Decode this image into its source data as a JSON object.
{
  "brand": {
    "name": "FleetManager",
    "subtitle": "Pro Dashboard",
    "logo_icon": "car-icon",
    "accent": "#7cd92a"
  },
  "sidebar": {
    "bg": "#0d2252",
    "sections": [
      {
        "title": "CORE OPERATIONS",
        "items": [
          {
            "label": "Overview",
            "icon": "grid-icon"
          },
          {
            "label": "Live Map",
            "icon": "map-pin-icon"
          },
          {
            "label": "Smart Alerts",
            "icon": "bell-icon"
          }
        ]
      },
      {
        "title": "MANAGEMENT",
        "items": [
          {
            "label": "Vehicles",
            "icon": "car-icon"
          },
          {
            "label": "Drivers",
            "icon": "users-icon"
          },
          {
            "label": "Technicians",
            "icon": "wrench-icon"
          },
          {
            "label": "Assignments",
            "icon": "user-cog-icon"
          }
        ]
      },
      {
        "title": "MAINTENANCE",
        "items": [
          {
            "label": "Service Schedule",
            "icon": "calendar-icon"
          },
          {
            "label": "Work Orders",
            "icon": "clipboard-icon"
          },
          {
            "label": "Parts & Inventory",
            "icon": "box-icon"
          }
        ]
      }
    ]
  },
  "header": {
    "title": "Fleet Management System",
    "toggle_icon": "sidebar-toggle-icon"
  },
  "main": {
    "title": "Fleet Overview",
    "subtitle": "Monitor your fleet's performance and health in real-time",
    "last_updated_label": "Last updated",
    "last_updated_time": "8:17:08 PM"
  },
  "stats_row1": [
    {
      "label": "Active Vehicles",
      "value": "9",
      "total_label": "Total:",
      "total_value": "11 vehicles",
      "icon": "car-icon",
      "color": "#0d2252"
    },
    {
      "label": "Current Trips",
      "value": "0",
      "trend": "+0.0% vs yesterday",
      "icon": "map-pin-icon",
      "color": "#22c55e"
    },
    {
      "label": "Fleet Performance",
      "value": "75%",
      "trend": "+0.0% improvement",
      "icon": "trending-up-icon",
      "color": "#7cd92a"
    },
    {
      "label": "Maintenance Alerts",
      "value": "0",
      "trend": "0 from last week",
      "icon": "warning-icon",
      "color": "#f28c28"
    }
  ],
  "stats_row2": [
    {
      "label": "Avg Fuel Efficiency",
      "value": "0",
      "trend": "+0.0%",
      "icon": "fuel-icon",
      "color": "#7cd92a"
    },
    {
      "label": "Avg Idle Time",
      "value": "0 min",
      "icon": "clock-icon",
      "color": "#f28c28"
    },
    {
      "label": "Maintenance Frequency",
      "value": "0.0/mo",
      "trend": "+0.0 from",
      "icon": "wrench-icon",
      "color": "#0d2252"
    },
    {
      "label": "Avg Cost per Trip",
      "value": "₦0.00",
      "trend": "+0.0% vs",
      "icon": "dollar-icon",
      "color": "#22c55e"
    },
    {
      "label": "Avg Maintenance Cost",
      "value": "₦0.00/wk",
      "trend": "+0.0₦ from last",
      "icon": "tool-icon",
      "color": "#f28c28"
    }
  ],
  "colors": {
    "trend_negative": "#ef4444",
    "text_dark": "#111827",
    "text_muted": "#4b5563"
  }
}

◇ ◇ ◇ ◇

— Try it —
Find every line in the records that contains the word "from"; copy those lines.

— Response to the task —
      "trend": "0 from last week",
      "trend": "+0.0 from",
      "trend": "+0.0₦ from last",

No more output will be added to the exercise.